### EXERCISE
Over all lines in the data below, count those holding "name" and give only the result.

[Records drawn from a dataset]

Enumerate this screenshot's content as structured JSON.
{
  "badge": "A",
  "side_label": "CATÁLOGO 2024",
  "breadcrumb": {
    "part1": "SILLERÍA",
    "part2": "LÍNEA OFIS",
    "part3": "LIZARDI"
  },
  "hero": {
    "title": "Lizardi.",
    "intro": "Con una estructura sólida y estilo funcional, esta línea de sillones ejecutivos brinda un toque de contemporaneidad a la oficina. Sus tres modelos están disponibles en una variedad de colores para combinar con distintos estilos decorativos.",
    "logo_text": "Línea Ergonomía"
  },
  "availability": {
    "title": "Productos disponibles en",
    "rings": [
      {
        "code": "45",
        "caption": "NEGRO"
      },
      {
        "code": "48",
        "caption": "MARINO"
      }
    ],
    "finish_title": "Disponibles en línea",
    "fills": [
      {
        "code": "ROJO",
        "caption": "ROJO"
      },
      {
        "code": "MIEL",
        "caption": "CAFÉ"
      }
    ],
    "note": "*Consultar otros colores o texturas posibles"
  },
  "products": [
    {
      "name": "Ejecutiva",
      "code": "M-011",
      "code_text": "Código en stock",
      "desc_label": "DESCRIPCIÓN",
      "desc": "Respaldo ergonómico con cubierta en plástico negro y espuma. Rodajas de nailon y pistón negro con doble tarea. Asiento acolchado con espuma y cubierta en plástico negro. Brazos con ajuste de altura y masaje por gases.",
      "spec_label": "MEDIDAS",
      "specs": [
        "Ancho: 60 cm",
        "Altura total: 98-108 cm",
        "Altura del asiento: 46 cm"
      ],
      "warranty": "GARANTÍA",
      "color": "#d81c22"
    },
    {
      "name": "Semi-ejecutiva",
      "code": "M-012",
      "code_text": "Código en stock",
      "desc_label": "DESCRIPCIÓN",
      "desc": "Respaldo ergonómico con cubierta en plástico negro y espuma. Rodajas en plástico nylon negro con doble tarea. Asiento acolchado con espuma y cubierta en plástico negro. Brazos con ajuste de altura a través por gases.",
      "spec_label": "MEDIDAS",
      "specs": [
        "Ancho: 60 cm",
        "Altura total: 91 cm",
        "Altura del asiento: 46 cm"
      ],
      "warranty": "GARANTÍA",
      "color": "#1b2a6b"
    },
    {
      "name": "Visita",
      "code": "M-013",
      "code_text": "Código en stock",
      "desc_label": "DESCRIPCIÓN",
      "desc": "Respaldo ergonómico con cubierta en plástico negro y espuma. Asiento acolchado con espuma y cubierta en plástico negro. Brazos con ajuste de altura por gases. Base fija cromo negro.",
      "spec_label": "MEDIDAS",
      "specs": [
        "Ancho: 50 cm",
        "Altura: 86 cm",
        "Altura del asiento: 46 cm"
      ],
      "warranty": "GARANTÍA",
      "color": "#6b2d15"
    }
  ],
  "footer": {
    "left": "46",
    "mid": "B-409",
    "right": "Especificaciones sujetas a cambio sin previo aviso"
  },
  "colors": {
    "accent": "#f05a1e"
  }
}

### ANSWER SECTION
3